╭──
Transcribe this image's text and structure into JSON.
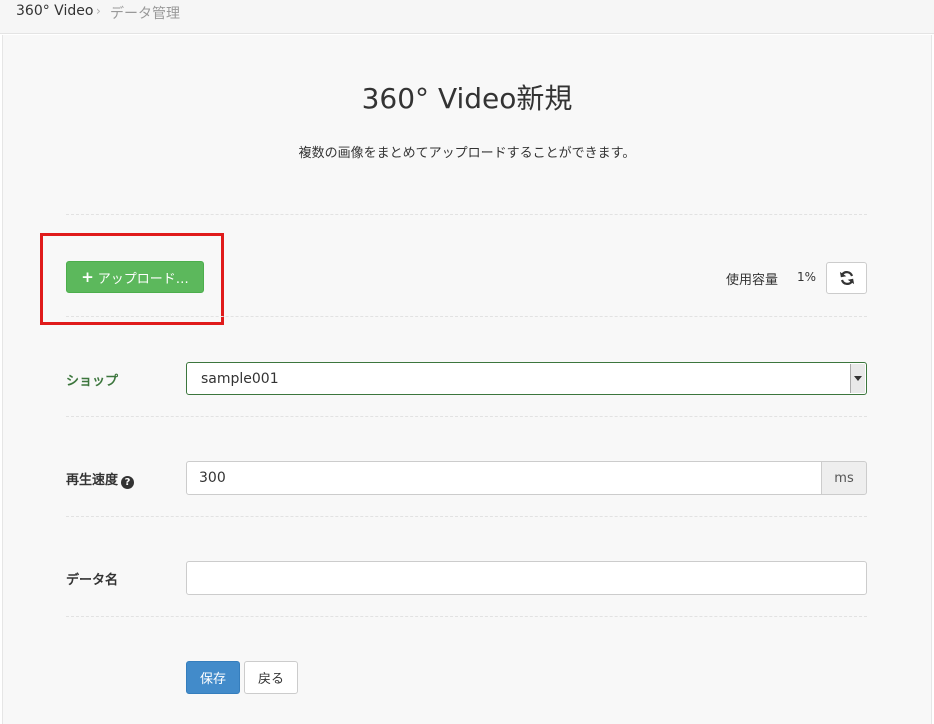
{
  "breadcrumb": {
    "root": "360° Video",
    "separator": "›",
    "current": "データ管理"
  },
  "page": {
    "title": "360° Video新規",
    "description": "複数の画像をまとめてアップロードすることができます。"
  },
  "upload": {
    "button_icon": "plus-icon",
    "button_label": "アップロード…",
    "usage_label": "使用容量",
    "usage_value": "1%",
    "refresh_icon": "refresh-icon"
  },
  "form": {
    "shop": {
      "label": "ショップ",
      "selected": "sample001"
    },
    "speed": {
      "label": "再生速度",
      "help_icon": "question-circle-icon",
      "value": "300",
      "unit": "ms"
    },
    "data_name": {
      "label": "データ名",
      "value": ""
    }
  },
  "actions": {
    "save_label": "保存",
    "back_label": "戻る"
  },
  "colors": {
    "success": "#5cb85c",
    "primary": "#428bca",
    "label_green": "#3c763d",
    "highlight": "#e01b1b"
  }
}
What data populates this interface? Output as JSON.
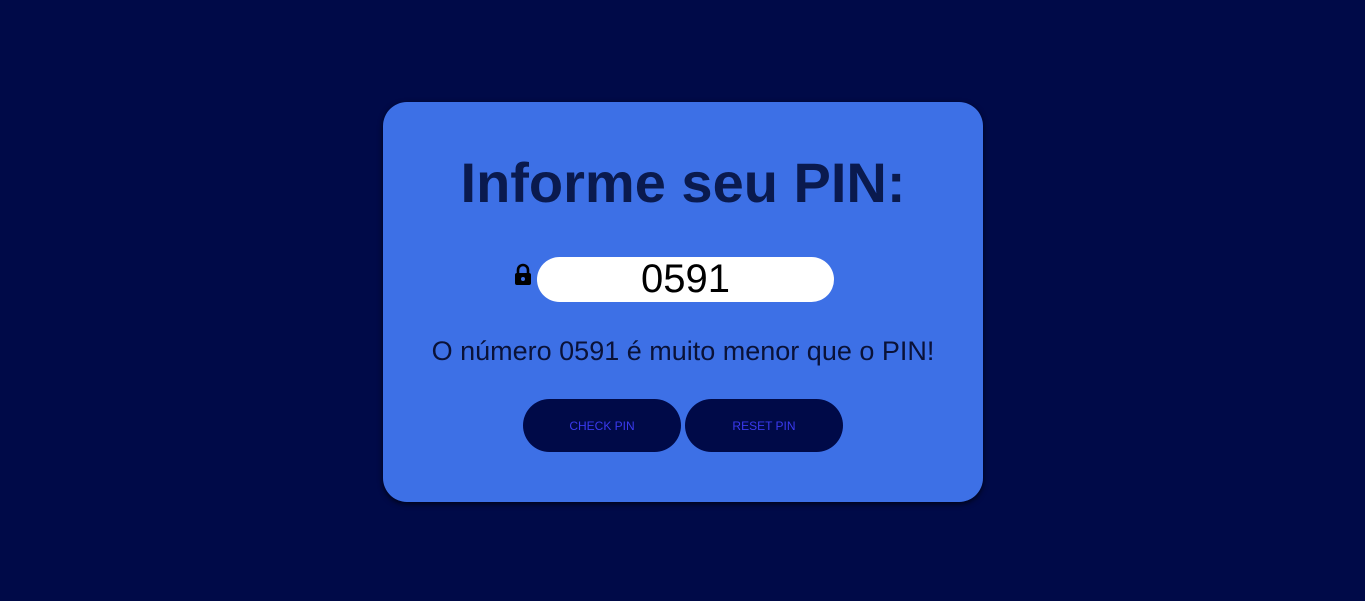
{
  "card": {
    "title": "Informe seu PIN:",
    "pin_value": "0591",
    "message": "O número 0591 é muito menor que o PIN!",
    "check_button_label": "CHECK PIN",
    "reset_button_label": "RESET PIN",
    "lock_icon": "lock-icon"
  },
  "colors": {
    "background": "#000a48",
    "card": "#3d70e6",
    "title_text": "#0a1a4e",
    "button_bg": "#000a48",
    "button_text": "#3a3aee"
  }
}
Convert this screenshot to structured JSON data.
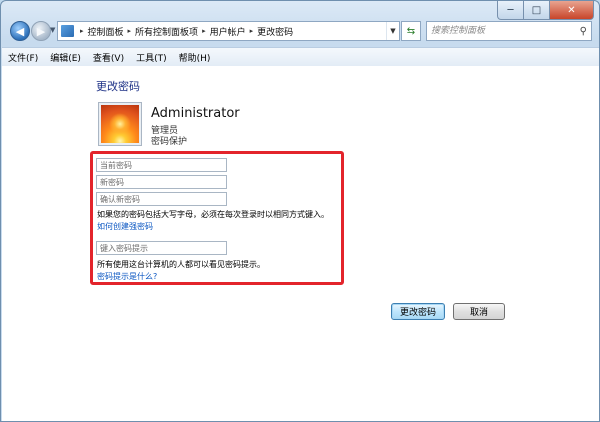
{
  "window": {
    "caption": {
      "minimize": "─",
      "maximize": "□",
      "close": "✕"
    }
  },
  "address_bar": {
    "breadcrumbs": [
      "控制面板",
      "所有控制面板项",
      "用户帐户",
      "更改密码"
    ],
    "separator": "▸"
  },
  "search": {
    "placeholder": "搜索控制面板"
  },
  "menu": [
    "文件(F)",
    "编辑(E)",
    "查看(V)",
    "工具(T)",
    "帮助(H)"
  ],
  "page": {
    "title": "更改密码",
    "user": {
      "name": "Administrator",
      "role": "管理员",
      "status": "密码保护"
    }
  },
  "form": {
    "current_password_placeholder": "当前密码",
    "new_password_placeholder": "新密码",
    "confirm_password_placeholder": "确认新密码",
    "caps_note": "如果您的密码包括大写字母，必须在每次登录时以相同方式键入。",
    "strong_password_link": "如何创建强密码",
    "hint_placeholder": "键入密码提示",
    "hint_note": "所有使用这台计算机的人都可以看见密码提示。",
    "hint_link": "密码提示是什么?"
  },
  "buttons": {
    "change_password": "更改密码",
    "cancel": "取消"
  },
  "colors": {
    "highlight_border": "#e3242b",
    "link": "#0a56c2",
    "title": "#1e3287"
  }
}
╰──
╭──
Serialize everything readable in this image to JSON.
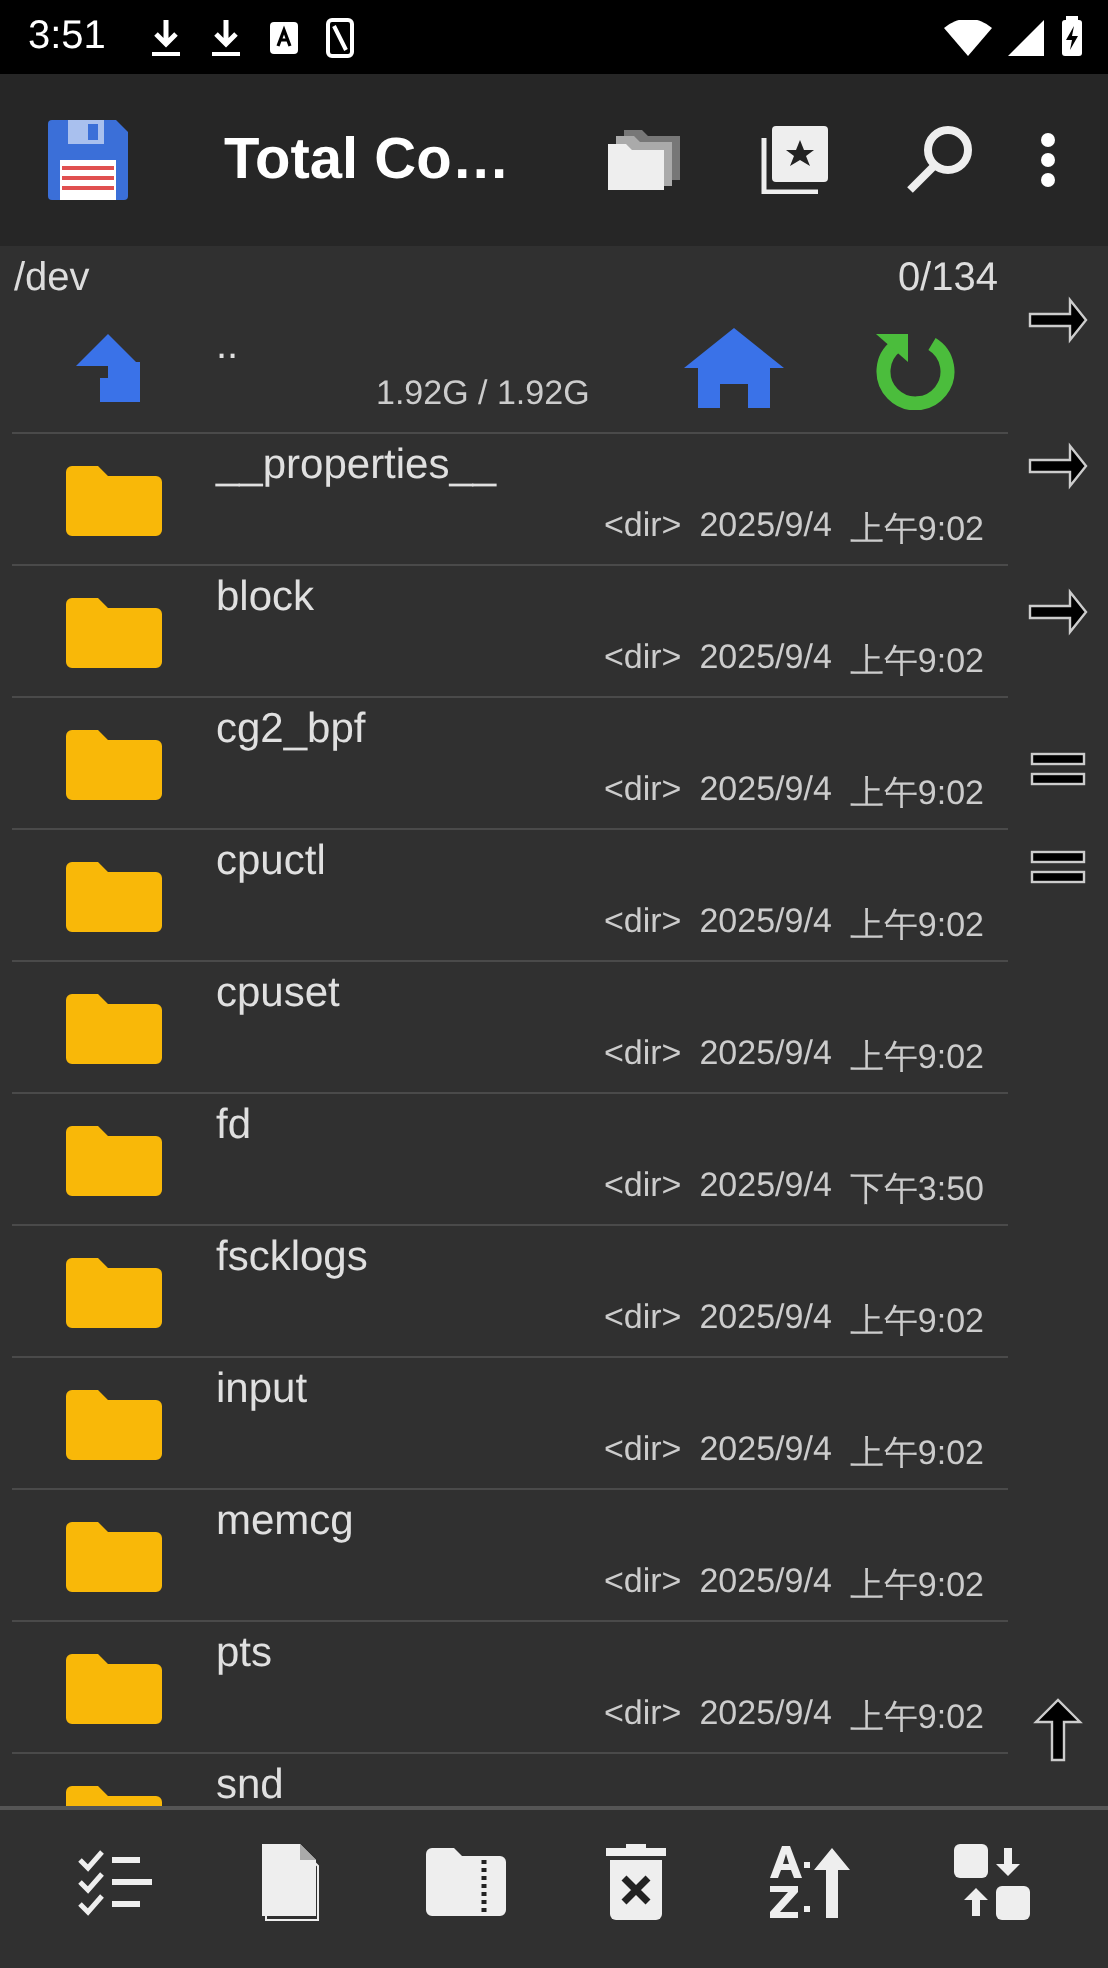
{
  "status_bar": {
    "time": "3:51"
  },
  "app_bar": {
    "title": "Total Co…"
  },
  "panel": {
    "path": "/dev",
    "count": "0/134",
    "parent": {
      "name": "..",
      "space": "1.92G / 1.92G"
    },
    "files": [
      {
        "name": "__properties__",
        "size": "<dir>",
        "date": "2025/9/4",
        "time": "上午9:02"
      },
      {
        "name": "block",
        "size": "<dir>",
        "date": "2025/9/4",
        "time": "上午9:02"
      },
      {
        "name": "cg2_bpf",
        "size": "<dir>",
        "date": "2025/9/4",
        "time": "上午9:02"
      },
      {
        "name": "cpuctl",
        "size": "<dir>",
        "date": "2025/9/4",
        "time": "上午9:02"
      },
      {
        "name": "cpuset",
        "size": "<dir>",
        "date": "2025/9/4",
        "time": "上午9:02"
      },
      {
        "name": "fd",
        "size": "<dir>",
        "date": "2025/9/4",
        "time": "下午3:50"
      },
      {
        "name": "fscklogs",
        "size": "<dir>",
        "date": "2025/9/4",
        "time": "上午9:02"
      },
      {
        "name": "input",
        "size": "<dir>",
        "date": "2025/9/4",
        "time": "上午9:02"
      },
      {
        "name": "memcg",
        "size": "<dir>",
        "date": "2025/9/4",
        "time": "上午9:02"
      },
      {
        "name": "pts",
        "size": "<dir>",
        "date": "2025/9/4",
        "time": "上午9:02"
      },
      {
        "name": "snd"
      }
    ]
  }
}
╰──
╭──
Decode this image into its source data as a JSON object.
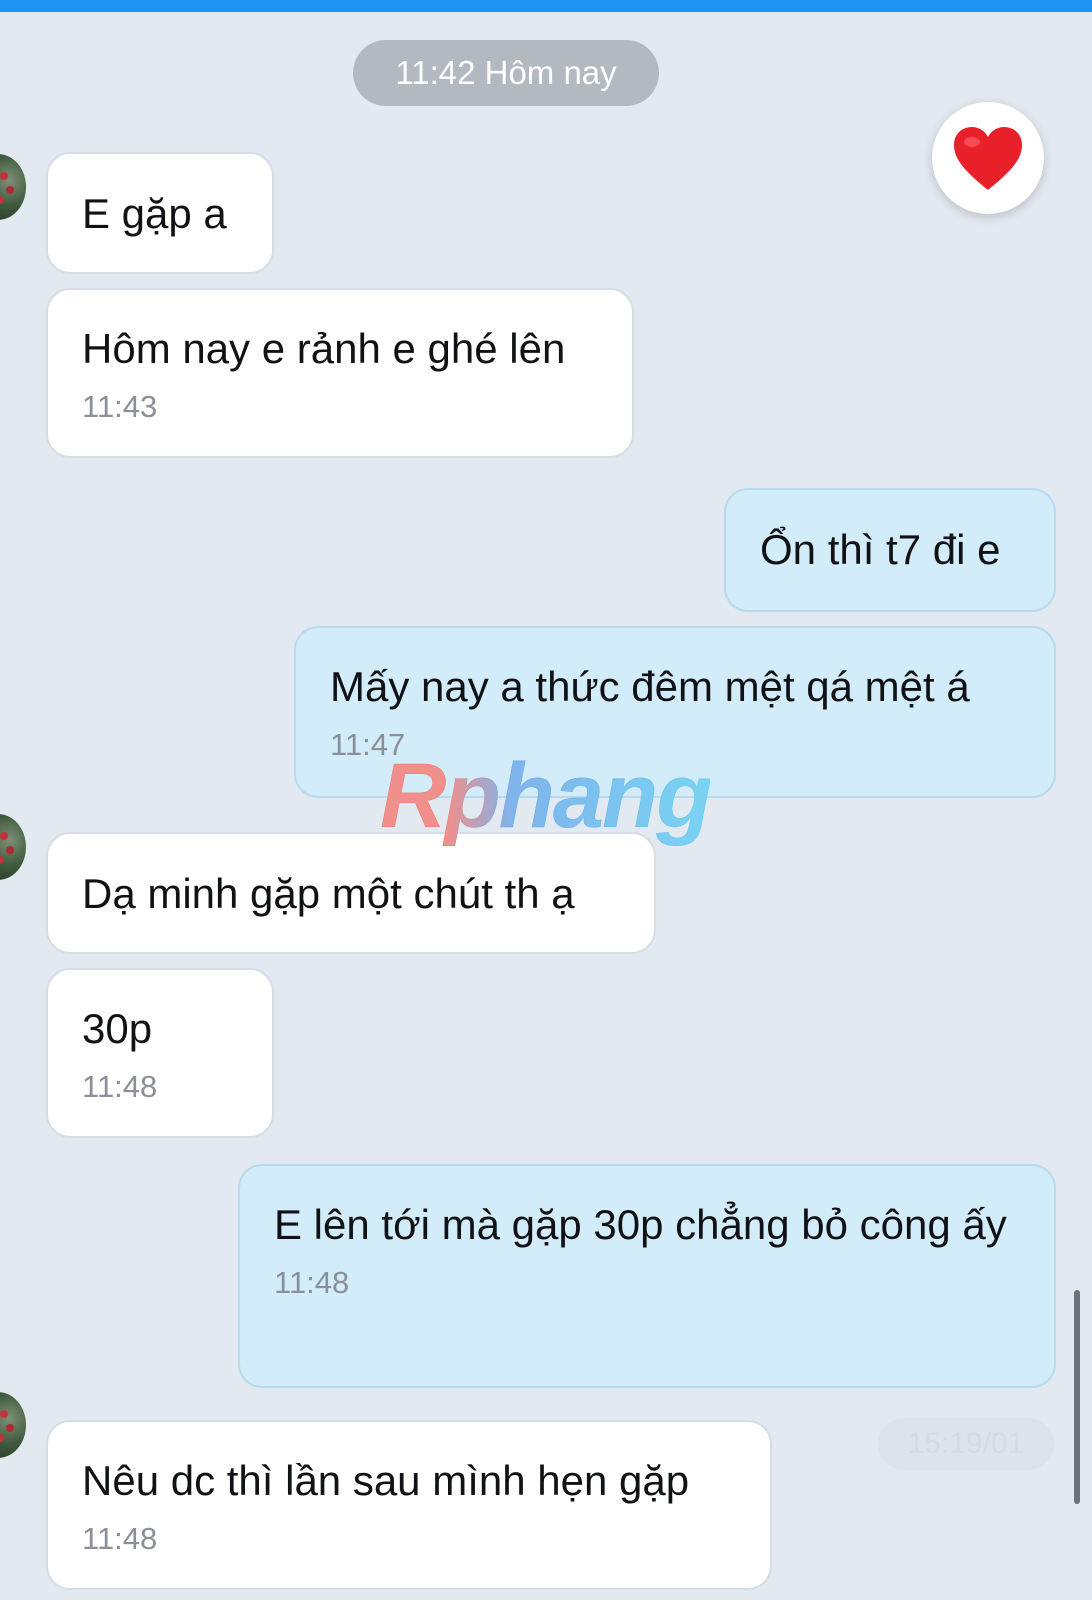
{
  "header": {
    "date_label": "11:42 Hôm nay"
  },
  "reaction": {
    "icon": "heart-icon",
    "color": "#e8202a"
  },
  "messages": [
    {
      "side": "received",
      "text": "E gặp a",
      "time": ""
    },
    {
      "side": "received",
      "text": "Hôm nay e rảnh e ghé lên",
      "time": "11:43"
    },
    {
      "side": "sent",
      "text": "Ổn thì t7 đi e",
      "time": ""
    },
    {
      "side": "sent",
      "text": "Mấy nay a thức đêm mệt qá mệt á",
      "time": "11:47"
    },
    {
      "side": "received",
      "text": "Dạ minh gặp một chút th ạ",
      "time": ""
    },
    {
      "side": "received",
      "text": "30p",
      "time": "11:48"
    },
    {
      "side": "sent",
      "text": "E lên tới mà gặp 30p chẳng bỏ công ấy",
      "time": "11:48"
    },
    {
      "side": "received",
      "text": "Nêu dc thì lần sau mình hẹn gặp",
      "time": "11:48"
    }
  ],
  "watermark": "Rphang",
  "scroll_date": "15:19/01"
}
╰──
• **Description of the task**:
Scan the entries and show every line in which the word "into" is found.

• **Result of the task**:
Transcribe this image's text and structure into JSON.
Decode this image into its source data as a JSON object.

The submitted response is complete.